Under proposed regulations all commercial office buildings will need to register an environmental performance certificate (EPC) by 2025
London landlords will have to spend £30 billion upgrading older office buildings to hit proposed government environmental standards, according to a leading property agent.
Savills UK said commercial landlords will need to spend up to £40 per sq ft (£430 per sq m) to make necessary improvements.
Across all the capital’s office stock, Savills estimates the cost of bringing buildings up to standard will be £30 billion.
Under proposed regulations all commercial office buildings will need to register an environmental performance certificate (EPC) by 2025. By 2027, a minimum EPC Grade ‘C’ rating will be needed to receive any further rent from tenants or to re-let a property.
A Grade ‘B’ will be required by April 2030 onwards.
Buildings — both commercial and residential — contribute around 40% of the UK’s total carbon footprint, according to the UK Green Building Council.
Many businesses are already upgrading their offices.

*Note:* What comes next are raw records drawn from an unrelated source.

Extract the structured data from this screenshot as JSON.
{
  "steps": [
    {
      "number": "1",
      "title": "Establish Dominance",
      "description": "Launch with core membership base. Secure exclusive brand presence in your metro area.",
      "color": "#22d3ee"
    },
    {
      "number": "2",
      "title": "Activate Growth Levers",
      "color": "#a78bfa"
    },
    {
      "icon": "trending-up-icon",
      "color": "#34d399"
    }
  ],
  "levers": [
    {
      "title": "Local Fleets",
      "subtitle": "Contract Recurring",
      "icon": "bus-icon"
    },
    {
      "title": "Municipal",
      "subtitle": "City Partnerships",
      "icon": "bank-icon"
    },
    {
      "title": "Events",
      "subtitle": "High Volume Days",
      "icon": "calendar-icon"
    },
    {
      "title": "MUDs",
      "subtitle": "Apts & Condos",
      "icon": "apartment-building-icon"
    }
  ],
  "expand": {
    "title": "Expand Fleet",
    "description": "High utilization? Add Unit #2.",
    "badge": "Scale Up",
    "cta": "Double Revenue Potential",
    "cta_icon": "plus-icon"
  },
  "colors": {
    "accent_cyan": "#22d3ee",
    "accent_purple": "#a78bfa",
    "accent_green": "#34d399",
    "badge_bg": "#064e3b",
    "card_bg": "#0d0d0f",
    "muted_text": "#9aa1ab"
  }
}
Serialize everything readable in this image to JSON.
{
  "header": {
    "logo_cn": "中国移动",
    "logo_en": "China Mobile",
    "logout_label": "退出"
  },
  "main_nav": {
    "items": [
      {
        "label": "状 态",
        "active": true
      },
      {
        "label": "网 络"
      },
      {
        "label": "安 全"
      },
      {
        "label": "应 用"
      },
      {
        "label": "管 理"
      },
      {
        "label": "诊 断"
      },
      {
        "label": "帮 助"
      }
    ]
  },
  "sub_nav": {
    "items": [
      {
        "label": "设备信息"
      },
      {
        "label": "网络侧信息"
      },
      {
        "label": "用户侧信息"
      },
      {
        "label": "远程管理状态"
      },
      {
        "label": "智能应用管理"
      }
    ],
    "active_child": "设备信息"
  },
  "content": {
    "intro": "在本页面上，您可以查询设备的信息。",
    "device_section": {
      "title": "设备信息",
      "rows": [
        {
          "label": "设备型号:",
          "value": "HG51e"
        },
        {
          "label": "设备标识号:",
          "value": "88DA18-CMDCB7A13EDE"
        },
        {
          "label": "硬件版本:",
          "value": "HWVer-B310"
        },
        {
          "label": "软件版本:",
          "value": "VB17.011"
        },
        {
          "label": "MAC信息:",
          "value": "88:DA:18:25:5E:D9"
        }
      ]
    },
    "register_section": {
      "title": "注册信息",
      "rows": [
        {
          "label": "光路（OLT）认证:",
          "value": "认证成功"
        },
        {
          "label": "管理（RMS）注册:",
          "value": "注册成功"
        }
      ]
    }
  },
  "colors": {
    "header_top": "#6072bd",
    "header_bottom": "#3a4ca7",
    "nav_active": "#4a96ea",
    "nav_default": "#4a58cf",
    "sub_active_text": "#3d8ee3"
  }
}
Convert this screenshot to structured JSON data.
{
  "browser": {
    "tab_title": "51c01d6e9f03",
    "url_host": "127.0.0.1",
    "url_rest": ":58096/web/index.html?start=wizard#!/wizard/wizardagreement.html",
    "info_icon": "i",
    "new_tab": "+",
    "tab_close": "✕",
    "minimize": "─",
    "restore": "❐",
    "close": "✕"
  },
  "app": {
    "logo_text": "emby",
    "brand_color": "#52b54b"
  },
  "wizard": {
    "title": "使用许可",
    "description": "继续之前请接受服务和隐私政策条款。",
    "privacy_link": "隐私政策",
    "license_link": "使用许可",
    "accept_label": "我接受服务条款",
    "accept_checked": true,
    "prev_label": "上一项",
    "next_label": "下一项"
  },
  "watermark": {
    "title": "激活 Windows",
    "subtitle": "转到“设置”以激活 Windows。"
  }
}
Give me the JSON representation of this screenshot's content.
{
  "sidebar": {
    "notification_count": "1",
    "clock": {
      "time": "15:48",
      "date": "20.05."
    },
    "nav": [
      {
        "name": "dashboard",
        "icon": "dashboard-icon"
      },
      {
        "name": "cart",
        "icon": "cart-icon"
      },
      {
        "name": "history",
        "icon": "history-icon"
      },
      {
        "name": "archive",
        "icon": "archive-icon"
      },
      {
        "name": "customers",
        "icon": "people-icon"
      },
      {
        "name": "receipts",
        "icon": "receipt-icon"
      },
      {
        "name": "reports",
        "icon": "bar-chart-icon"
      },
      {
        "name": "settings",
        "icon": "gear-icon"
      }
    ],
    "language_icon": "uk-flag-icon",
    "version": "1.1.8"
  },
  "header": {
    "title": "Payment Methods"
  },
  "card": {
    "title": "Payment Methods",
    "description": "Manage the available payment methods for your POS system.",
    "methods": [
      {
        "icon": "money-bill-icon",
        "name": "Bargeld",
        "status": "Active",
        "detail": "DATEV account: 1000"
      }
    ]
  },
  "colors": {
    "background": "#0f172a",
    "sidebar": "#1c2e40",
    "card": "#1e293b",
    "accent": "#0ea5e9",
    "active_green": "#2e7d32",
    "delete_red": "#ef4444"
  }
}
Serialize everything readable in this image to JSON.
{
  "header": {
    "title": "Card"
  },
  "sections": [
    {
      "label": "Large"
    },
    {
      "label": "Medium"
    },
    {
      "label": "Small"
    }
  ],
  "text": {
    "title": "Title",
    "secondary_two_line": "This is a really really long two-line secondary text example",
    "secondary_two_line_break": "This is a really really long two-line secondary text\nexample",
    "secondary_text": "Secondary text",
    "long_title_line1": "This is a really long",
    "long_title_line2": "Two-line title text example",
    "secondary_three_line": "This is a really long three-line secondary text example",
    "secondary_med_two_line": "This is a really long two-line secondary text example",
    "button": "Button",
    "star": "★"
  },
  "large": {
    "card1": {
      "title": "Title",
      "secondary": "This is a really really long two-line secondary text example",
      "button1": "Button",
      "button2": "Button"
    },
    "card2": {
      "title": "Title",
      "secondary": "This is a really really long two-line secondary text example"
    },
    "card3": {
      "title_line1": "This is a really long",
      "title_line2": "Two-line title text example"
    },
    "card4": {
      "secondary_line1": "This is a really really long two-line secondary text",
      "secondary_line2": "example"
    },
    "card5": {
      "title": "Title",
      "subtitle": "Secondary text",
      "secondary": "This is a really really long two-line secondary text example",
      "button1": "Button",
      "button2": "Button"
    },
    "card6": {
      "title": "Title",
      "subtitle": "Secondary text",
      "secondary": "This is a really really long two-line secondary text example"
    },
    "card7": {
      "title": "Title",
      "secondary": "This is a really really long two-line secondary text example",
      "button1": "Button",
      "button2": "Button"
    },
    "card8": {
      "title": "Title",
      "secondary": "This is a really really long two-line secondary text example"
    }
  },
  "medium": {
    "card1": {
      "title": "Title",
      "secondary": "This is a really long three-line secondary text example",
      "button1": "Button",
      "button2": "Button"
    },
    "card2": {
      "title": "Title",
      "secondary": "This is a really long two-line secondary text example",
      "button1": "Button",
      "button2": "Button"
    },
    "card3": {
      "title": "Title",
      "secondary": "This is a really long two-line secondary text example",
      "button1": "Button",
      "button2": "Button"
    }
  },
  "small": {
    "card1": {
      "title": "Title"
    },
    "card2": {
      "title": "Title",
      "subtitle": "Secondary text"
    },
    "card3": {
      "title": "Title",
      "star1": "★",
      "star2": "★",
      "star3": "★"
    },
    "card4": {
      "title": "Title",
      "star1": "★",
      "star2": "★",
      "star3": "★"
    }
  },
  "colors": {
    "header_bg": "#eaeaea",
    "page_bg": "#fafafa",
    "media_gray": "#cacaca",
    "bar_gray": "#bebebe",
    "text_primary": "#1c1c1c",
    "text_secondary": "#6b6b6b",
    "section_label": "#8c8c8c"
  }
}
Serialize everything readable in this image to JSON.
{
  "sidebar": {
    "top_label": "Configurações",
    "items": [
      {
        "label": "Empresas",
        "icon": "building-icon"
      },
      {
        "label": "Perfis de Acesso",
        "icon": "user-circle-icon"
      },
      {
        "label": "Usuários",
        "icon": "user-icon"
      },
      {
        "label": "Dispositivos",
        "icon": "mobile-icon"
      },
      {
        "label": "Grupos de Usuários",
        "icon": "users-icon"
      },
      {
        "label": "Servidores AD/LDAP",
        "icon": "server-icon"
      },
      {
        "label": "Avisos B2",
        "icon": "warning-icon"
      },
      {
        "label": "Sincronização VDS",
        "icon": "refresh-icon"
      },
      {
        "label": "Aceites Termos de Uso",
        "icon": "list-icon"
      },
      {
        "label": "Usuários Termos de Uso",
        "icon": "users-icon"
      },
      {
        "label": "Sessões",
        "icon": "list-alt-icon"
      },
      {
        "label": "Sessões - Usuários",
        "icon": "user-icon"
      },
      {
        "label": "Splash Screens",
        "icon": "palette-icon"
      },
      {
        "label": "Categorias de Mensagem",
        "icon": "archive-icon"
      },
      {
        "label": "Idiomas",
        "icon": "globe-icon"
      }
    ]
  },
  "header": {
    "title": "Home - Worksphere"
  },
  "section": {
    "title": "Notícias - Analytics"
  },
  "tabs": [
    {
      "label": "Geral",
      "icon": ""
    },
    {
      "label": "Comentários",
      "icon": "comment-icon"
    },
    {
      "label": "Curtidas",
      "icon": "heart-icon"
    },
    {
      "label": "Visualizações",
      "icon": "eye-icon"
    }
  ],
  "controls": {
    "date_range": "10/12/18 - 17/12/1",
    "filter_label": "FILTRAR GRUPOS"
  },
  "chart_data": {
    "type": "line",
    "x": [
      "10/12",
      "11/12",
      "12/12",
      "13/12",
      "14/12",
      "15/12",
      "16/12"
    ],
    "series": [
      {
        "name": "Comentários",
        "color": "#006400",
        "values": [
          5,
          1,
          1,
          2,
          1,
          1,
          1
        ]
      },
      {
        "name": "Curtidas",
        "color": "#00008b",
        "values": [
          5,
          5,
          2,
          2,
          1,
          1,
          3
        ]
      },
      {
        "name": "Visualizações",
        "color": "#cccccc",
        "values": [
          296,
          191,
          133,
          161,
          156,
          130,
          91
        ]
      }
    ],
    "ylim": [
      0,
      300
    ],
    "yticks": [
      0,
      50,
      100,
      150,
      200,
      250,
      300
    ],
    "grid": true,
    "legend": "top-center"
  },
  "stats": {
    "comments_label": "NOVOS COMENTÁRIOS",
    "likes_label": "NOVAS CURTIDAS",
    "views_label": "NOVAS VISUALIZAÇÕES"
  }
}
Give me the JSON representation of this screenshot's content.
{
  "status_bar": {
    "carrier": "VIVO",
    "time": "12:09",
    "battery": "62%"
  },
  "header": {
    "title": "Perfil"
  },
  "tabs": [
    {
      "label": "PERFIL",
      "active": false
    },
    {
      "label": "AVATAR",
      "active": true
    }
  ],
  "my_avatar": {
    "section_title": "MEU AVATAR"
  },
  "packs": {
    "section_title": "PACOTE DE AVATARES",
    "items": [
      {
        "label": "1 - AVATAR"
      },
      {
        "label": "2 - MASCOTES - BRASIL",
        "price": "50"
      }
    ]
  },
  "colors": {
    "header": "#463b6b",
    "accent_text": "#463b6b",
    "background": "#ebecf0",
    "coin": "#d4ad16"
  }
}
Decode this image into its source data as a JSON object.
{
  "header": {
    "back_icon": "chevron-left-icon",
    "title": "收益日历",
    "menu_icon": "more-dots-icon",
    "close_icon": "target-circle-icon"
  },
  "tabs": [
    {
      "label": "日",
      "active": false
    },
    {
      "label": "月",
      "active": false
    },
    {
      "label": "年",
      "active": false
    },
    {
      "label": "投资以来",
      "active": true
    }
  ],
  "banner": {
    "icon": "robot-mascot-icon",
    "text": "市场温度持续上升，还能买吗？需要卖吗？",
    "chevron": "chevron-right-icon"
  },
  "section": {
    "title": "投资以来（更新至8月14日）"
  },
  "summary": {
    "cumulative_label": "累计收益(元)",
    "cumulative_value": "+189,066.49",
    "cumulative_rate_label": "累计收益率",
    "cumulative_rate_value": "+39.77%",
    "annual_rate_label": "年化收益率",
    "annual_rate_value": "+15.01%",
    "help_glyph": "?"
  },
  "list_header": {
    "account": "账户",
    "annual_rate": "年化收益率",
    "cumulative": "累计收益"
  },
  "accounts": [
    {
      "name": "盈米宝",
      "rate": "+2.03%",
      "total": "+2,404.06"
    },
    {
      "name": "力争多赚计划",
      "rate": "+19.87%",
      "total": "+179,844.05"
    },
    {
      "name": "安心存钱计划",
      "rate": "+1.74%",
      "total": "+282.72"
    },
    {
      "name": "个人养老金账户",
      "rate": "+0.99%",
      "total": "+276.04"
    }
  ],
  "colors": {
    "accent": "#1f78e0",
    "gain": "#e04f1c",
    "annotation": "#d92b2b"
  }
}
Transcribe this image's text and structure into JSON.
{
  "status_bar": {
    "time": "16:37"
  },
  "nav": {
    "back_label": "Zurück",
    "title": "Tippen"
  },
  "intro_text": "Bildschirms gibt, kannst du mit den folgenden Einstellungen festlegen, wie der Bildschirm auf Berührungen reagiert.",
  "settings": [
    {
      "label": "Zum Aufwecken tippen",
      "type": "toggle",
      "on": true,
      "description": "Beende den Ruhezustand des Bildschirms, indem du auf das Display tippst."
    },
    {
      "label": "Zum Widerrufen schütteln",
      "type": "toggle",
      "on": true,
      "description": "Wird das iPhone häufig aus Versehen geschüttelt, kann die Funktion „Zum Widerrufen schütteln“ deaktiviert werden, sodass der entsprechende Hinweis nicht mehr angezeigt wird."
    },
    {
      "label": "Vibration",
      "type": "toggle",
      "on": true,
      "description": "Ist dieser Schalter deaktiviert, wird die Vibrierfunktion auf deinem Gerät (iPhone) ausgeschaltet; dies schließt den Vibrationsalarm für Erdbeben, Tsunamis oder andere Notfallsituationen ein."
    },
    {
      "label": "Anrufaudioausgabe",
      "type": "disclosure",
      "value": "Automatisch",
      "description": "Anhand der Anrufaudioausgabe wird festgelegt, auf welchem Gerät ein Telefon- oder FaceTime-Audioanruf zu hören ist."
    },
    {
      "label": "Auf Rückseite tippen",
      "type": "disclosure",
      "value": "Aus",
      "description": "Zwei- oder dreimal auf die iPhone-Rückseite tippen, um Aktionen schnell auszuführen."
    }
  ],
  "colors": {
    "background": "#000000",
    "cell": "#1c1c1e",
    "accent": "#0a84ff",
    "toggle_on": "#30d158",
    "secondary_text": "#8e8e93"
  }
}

In January, the US bank Citi said it was completely overhauling its European headquarters at 24 Canary Wharf to make the tower completely carbon neutral. The project will cost upwards of £100 million and is set for completion by 2025.
James Bardrick, Citi UK’s CEO, said that the overhaul will make the nearly 25-year-old tower Citi’s “greenest facility ever”.
Investors are also pouring money into newly build “green” buildings. Goldmans Sachs’ asset management division bought a 75% stake in a new office development near London Bridge in January that was spearheaded by environmentally friendly developer EDGE.
In October last year, Welput, a central London office fund managed by property firm BentallGreenOak, said it intended to create a green-focused speculative £1 billion commercial building at 105 Victoria Street.
Victoria Bajela, London commercial property analyst at Savills, said more than 90% of leasing activity was for the best quality offices in the city in 2021.
She said: “With a limited supply of available Grade A space, rental pressure will remain upwards on high quality offices, and thus justify the spend on bringing secondary stock up the EPC ladder.”
Source : Evening Standard